_EXTRACTED ENTRIES_.
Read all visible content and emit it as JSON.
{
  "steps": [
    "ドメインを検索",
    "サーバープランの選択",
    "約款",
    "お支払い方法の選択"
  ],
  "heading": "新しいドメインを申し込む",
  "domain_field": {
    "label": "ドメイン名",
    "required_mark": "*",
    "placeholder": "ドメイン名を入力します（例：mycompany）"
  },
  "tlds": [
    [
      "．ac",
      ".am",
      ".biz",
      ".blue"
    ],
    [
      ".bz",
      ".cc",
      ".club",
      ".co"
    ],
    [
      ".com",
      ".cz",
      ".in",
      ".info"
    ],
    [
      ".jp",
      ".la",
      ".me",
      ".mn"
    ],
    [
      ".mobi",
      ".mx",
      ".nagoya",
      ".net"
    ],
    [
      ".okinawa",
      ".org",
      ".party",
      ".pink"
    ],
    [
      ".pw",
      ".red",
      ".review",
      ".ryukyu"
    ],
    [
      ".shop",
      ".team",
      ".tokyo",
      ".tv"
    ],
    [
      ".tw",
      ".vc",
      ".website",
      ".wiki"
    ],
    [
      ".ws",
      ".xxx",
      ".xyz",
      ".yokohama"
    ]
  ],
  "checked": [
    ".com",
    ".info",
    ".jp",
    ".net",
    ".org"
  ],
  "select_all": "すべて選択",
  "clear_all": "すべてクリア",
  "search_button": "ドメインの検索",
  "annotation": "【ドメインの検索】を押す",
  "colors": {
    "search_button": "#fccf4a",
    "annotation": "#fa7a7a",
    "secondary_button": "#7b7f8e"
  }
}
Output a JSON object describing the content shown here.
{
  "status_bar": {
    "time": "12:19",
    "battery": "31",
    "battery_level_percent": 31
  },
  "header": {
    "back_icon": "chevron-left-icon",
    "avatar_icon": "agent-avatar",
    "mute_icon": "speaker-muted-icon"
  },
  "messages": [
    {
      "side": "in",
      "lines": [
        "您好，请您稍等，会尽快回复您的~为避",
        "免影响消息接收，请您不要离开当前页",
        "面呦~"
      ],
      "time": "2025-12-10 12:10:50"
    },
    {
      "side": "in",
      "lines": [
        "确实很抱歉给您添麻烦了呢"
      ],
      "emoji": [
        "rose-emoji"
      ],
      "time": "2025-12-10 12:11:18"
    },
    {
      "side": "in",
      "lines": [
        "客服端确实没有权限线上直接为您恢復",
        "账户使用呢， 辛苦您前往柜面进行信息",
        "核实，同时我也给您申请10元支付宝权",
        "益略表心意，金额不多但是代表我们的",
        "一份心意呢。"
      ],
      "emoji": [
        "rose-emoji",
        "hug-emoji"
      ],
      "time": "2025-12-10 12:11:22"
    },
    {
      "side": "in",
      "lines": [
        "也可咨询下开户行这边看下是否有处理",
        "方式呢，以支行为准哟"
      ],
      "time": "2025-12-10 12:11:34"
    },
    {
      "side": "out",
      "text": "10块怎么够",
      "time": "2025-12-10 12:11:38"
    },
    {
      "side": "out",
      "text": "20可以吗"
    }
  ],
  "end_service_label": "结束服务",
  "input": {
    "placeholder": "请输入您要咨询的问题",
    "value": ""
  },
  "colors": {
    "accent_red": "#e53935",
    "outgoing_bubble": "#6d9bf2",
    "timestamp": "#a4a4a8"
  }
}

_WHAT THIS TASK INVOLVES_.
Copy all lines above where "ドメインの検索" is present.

_RESPONSE FOR THIS EXERCISE_.
  "search_button": "ドメインの検索",
  "annotation": "【ドメインの検索】を押す",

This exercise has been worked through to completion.